** Work item **
Images within the entries are to be omitted; the remainder must be reproduced exactly.

.....

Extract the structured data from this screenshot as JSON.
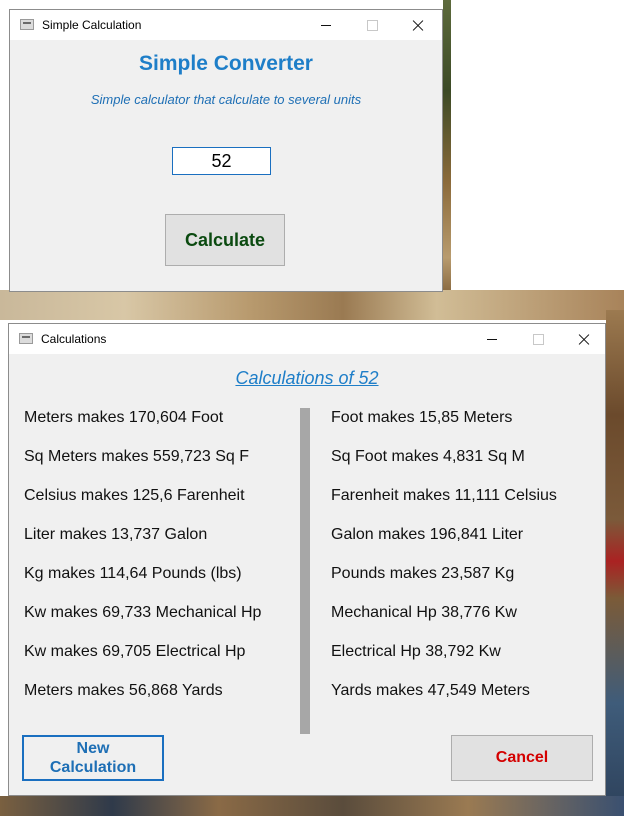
{
  "window1": {
    "title": "Simple Calculation",
    "heading": "Simple Converter",
    "subtitle": "Simple calculator that calculate to several units",
    "input_value": "52",
    "calculate_label": "Calculate"
  },
  "window2": {
    "title": "Calculations",
    "heading": "Calculations of 52",
    "left": [
      "Meters makes 170,604 Foot",
      "Sq Meters makes 559,723 Sq F",
      "Celsius makes 125,6 Farenheit",
      "Liter makes 13,737 Galon",
      "Kg makes 114,64 Pounds (lbs)",
      "Kw makes 69,733 Mechanical Hp",
      "Kw makes 69,705 Electrical Hp",
      "Meters makes 56,868 Yards"
    ],
    "right": [
      "Foot makes 15,85 Meters",
      "Sq Foot makes 4,831 Sq M",
      "Farenheit makes 11,111 Celsius",
      "Galon makes 196,841 Liter",
      "Pounds makes 23,587 Kg",
      "Mechanical Hp 38,776 Kw",
      "Electrical Hp 38,792 Kw",
      "Yards makes 47,549 Meters"
    ],
    "new_line1": "New",
    "new_line2": "Calculation",
    "cancel_label": "Cancel"
  }
}
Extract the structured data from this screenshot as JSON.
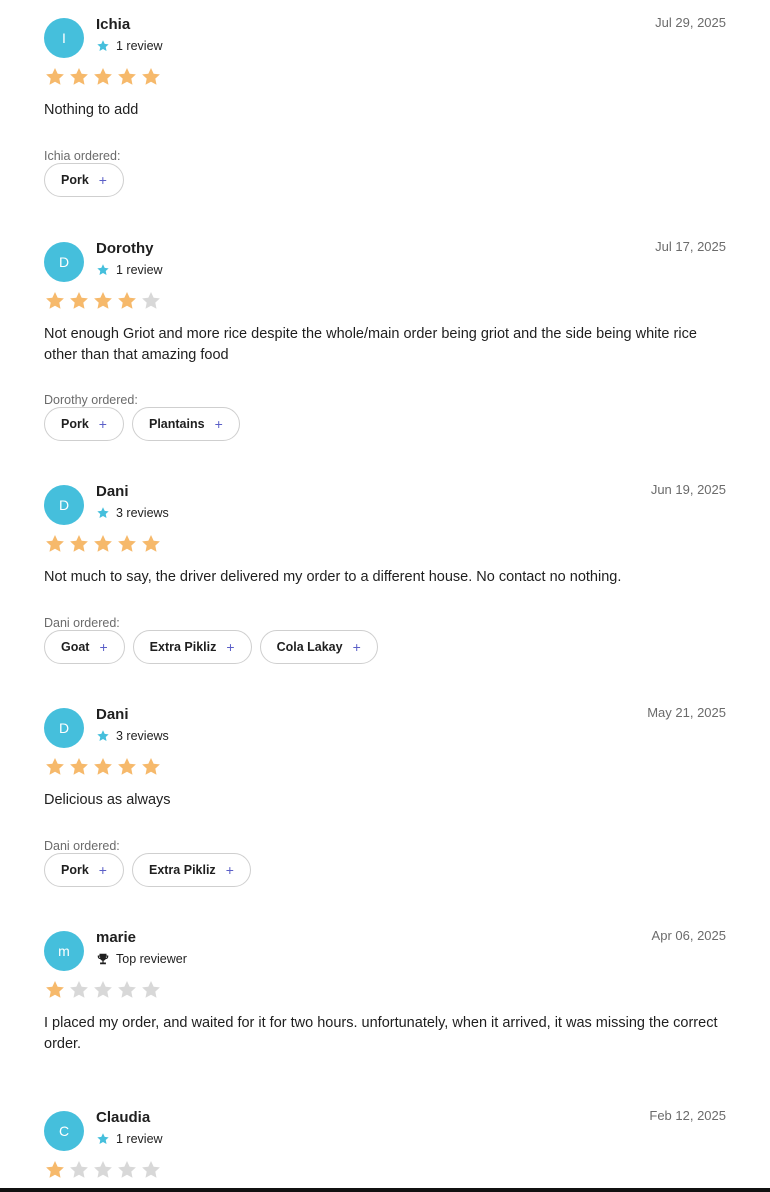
{
  "colors": {
    "avatar": "#45bfdc",
    "star_filled": "#f6b96b",
    "star_empty": "#d8d8d8",
    "plus_accent": "#5b5fc7"
  },
  "reviews": [
    {
      "initial": "I",
      "author": "Ichia",
      "meta_icon": "star-icon",
      "meta_text": "1 review",
      "date": "Jul 29, 2025",
      "rating": 5,
      "text": "Nothing to add",
      "ordered_label": "Ichia ordered:",
      "items": [
        "Pork"
      ]
    },
    {
      "initial": "D",
      "author": "Dorothy",
      "meta_icon": "star-icon",
      "meta_text": "1 review",
      "date": "Jul 17, 2025",
      "rating": 4,
      "text": "Not enough Griot and more rice despite the whole/main order being griot and the side being white rice other than that amazing food",
      "ordered_label": "Dorothy ordered:",
      "items": [
        "Pork",
        "Plantains"
      ]
    },
    {
      "initial": "D",
      "author": "Dani",
      "meta_icon": "star-icon",
      "meta_text": "3 reviews",
      "date": "Jun 19, 2025",
      "rating": 5,
      "text": "Not much to say, the driver delivered my order to a different house. No contact no nothing.",
      "ordered_label": "Dani ordered:",
      "items": [
        "Goat",
        "Extra Pikliz",
        "Cola Lakay"
      ]
    },
    {
      "initial": "D",
      "author": "Dani",
      "meta_icon": "star-icon",
      "meta_text": "3 reviews",
      "date": "May 21, 2025",
      "rating": 5,
      "text": "Delicious as always",
      "ordered_label": "Dani ordered:",
      "items": [
        "Pork",
        "Extra Pikliz"
      ]
    },
    {
      "initial": "m",
      "author": "marie",
      "meta_icon": "trophy-icon",
      "meta_text": "Top reviewer",
      "date": "Apr 06, 2025",
      "rating": 1,
      "text": "I placed my order, and waited for it for two hours. unfortunately, when it arrived, it was missing the correct order.",
      "ordered_label": "",
      "items": []
    },
    {
      "initial": "C",
      "author": "Claudia",
      "meta_icon": "star-icon",
      "meta_text": "1 review",
      "date": "Feb 12, 2025",
      "rating": 1,
      "text": "",
      "ordered_label": "",
      "items": []
    }
  ]
}
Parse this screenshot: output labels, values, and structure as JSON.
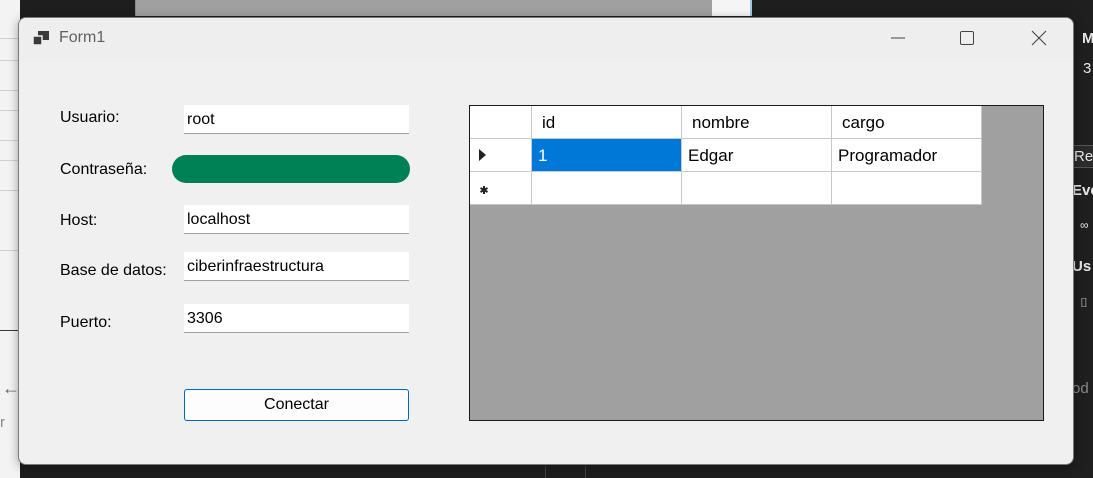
{
  "window": {
    "title": "Form1",
    "icon": "windows-form-icon",
    "controls": [
      "minimize-icon",
      "maximize-icon",
      "close-icon"
    ]
  },
  "form": {
    "usuario_label": "Usuario:",
    "usuario_value": "root",
    "contrasena_label": "Contraseña:",
    "contrasena_value": "",
    "host_label": "Host:",
    "host_value": "localhost",
    "base_label": "Base de datos:",
    "base_value": "ciberinfraestructura",
    "puerto_label": "Puerto:",
    "puerto_value": "3306",
    "connect_label": "Conectar",
    "password_fill_color": "#008055"
  },
  "grid": {
    "columns": [
      "id",
      "nombre",
      "cargo"
    ],
    "rows": [
      [
        "1",
        "Edgar",
        "Programador"
      ]
    ],
    "selection_color": "#0078d7"
  },
  "background": {
    "right_fragments": [
      "M",
      "3",
      "Re",
      "Eve",
      "∞",
      "Us",
      "⌷",
      "od"
    ],
    "left_fragments": [
      "←",
      "r"
    ]
  }
}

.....

** Answer area **
Extract the structured data from this screenshot as JSON.
{
  "window1": {
    "title": "Simple Calculation",
    "heading": "Simple Converter",
    "subtitle": "Simple calculator that calculate to several units",
    "input_value": "52",
    "calculate_label": "Calculate"
  },
  "window2": {
    "title": "Calculations",
    "heading": "Calculations of 52",
    "left": [
      "Meters makes 170,604 Foot",
      "Sq Meters makes 559,723 Sq F",
      "Celsius makes 125,6 Farenheit",
      "Liter makes 13,737 Galon",
      "Kg makes 114,64 Pounds (lbs)",
      "Kw makes 69,733 Mechanical Hp",
      "Kw makes 69,705 Electrical Hp",
      "Meters makes 56,868 Yards"
    ],
    "right": [
      "Foot makes 15,85 Meters",
      "Sq Foot makes 4,831 Sq M",
      "Farenheit makes 11,111 Celsius",
      "Galon makes 196,841 Liter",
      "Pounds makes 23,587 Kg",
      "Mechanical Hp 38,776 Kw",
      "Electrical Hp 38,792 Kw",
      "Yards makes 47,549 Meters"
    ],
    "new_line1": "New",
    "new_line2": "Calculation",
    "cancel_label": "Cancel"
  }
}
Extract the structured data from this screenshot as JSON.
{
  "colors": {
    "avatar": "#45bfdc",
    "star_filled": "#f6b96b",
    "star_empty": "#d8d8d8",
    "plus_accent": "#5b5fc7"
  },
  "reviews": [
    {
      "initial": "I",
      "author": "Ichia",
      "meta_icon": "star-icon",
      "meta_text": "1 review",
      "date": "Jul 29, 2025",
      "rating": 5,
      "text": "Nothing to add",
      "ordered_label": "Ichia ordered:",
      "items": [
        "Pork"
      ]
    },
    {
      "initial": "D",
      "author": "Dorothy",
      "meta_icon": "star-icon",
      "meta_text": "1 review",
      "date": "Jul 17, 2025",
      "rating": 4,
      "text": "Not enough Griot and more rice despite the whole/main order being griot and the side being white rice other than that amazing food",
      "ordered_label": "Dorothy ordered:",
      "items": [
        "Pork",
        "Plantains"
      ]
    },
    {
      "initial": "D",
      "author": "Dani",
      "meta_icon": "star-icon",
      "meta_text": "3 reviews",
      "date": "Jun 19, 2025",
      "rating": 5,
      "text": "Not much to say, the driver delivered my order to a different house. No contact no nothing.",
      "ordered_label": "Dani ordered:",
      "items": [
        "Goat",
        "Extra Pikliz",
        "Cola Lakay"
      ]
    },
    {
      "initial": "D",
      "author": "Dani",
      "meta_icon": "star-icon",
      "meta_text": "3 reviews",
      "date": "May 21, 2025",
      "rating": 5,
      "text": "Delicious as always",
      "ordered_label": "Dani ordered:",
      "items": [
        "Pork",
        "Extra Pikliz"
      ]
    },
    {
      "initial": "m",
      "author": "marie",
      "meta_icon": "trophy-icon",
      "meta_text": "Top reviewer",
      "date": "Apr 06, 2025",
      "rating": 1,
      "text": "I placed my order, and waited for it for two hours. unfortunately, when it arrived, it was missing the correct order.",
      "ordered_label": "",
      "items": []
    },
    {
      "initial": "C",
      "author": "Claudia",
      "meta_icon": "star-icon",
      "meta_text": "1 review",
      "date": "Feb 12, 2025",
      "rating": 1,
      "text": "",
      "ordered_label": "",
      "items": []
    }
  ]
}
Parse this screenshot: output labels, values, and structure as JSON.
{
  "window": {
    "title": "Form1",
    "icon": "windows-form-icon",
    "controls": [
      "minimize-icon",
      "maximize-icon",
      "close-icon"
    ]
  },
  "form": {
    "usuario_label": "Usuario:",
    "usuario_value": "root",
    "contrasena_label": "Contraseña:",
    "contrasena_value": "",
    "host_label": "Host:",
    "host_value": "localhost",
    "base_label": "Base de datos:",
    "base_value": "ciberinfraestructura",
    "puerto_label": "Puerto:",
    "puerto_value": "3306",
    "connect_label": "Conectar",
    "password_fill_color": "#008055"
  },
  "grid": {
    "columns": [
      "id",
      "nombre",
      "cargo"
    ],
    "rows": [
      [
        "1",
        "Edgar",
        "Programador"
      ]
    ],
    "selection_color": "#0078d7"
  },
  "background": {
    "right_fragments": [
      "M",
      "3",
      "Re",
      "Eve",
      "∞",
      "Us",
      "⌷",
      "od"
    ],
    "left_fragments": [
      "←",
      "r"
    ]
  }
}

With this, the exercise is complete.